A National Collection

The achievements of UK art education have been marked in various ways, including showcase exhibitions of the work of graduating artists (the Young Contemporaries in the Fifties and Sixties; more recently the New Contemporaries and Fresh Art) and some exhibitions that focussed on particular educational practices [1].  Many of our colleges and universities have also established their own institutional collections to support or to celebrate the educational process.

It was not until the mid-1970s that there was a conscious effort to bring into existence a collection of works by artists who studied or taught in the art schools: the NCDAD passed on not only its validation work but also a collection of paintings, sculptures and fine prints.  Indeed it purchased these works specifically for the purpose.  The CNAA collection is important for three reasons.  Firstly, it has its roots in the tradition of art and design education for which Britain has gained such a high international reputation.  Second, the collection shows the strength and confidence with which artists in Britain embraced the prevailing abstraction of the 1960's and early 1970's (prominent among them being works by Sean Scully, Robyn Denny, Bridget Riley, John Carter and the late Kenneth Martin).

The third and most important reason is that the collection carries a message: it underlines the main principle underlying the Coldstream reform of the early Sixties - that practising artists and designers should exercise a controlling influence over higher education in the field.

The last Chairman of the NCDAD was Stewart Mason.  He convinced nervous assessors at the Department of Education and Science of the propriety of a project to assemble and bestow an art collection: he selected paintings, sculptures and prints to create a visible symbol of the achievements and vigorous independence of the art schools.  They would, he believed, 'immediately demonstrate the impact of the art and design sector upon what had hitherto been a strongly technologically-oriented body’ [2].  The art schools had developed a strong tradition, an ethos, and it was that ethos that the collection was to embody.

The CNAA Trust put forward the idea of building a national collection when it convened a seminar, accompanied by a second exhibition of the CNAA collection, in 1999 [3].  The proposal gained the support of a number of university-level fine art courses and of the subject association [4].  As the trust explored ways forward attention focussed on the possibility of a virtual, rather than a physical, collection.

After the millennium a national hanging committee selected works of art by artist-teachers at a number of UK universities and colleges and those works were assembled around the nucleus of the CNAA collection to form a permanent website.  The new website, funded by JISC [5] and carried out by VADS [6]), was launched by Alexander Graham-Dixon at the British Academy in 2003.  The works are accompanied by a database of information that can be interrogated using specially developed software.

[1] E.g. The Developing Process, an exhibition held at the Institute of Contemporary Arts, London, in 1959.  A catalogue was published by Kings College, Durham.

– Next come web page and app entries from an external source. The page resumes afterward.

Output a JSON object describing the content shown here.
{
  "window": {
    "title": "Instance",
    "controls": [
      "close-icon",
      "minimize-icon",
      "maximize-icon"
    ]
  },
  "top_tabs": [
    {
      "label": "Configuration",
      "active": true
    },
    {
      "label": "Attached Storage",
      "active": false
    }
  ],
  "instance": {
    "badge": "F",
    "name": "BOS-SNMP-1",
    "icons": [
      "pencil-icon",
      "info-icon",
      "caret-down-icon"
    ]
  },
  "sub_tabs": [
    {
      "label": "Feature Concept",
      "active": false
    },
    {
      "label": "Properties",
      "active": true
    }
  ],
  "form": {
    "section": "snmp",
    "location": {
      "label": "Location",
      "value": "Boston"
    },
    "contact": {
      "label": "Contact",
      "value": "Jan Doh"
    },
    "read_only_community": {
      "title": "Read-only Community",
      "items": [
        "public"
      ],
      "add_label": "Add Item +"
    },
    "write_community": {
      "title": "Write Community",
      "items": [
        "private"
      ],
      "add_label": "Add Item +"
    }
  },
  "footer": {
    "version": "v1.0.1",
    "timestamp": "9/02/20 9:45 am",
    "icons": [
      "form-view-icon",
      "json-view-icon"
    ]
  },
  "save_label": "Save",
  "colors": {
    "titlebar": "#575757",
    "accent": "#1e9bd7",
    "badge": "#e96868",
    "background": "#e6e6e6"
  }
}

[2] Robert Strand (1987), A Good Deal of Freedom: art and design in the public sector of higher education, 1960-1982.  London: CNAA.

[3]  The Education of Vision, an exhibition that inaugurated the Wingfield Gallery in Suffolk to accompany a national seminar documented in a resumé  edited by Stroud Cornock, published in June 1999.

[4]  The National Association for Fine Art Education (NAFAE)

[5]  The Joint Information Systems Committee (JISC) is an independent advisory body that supports further and higher education by providing strategic guidance, advice and opportunities to use Information and Communications Technology to support teaching, learning, research and administration.

[6]  Visual Arts Data Service, University of the Creative Arts.